Exercise: The records below must be reproduced exactly. Strip out the pictures.

[Items from an interface collection]
[Start of Attachment]

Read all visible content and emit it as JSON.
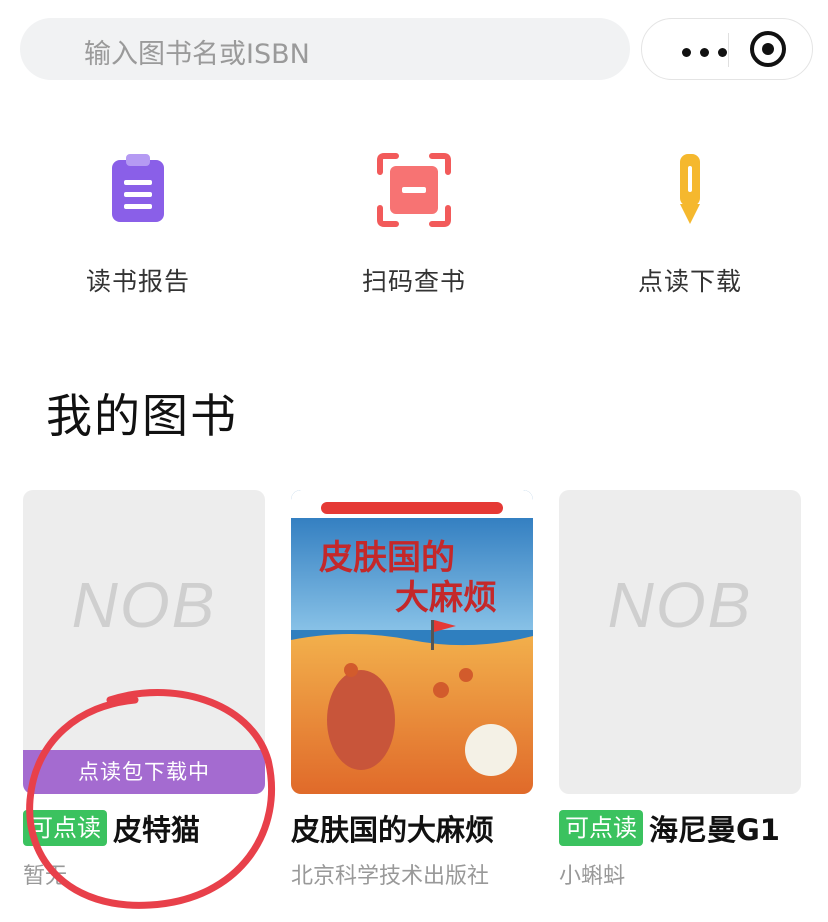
{
  "search": {
    "placeholder": "输入图书名或ISBN"
  },
  "actions": [
    {
      "label": "读书报告",
      "icon": "clipboard-icon",
      "color": "#8a5fe8"
    },
    {
      "label": "扫码查书",
      "icon": "scan-icon",
      "color": "#f25a5a"
    },
    {
      "label": "点读下载",
      "icon": "pencil-icon",
      "color": "#f5b82e"
    }
  ],
  "section_title": "我的图书",
  "books": [
    {
      "placeholder": "NOB",
      "download_status": "点读包下载中",
      "badge": "可点读",
      "title": "皮特猫",
      "author": "暂无"
    },
    {
      "cover_title_line1": "皮肤国的",
      "cover_title_line2": "大麻烦",
      "title": "皮肤国的大麻烦",
      "author": "北京科学技术出版社"
    },
    {
      "placeholder": "NOB",
      "badge": "可点读",
      "title": "海尼曼G1",
      "author": "小蝌蚪"
    }
  ],
  "colors": {
    "badge_green": "#3bc25f",
    "download_purple": "#a46bd0",
    "annotation_red": "#e8404a"
  }
}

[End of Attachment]

Task solution:
Read all visible content and emit it as JSON.
{
  "search": {
    "placeholder": "输入图书名或ISBN"
  },
  "actions": [
    {
      "label": "读书报告",
      "icon": "clipboard-icon",
      "color": "#8a5fe8"
    },
    {
      "label": "扫码查书",
      "icon": "scan-icon",
      "color": "#f25a5a"
    },
    {
      "label": "点读下载",
      "icon": "pencil-icon",
      "color": "#f5b82e"
    }
  ],
  "section_title": "我的图书",
  "books": [
    {
      "placeholder": "NOB",
      "download_status": "点读包下载中",
      "badge": "可点读",
      "title": "皮特猫",
      "author": "暂无"
    },
    {
      "cover_title_line1": "皮肤国的",
      "cover_title_line2": "大麻烦",
      "title": "皮肤国的大麻烦",
      "author": "北京科学技术出版社"
    },
    {
      "placeholder": "NOB",
      "badge": "可点读",
      "title": "海尼曼G1",
      "author": "小蝌蚪"
    }
  ],
  "colors": {
    "badge_green": "#3bc25f",
    "download_purple": "#a46bd0",
    "annotation_red": "#e8404a"
  }
}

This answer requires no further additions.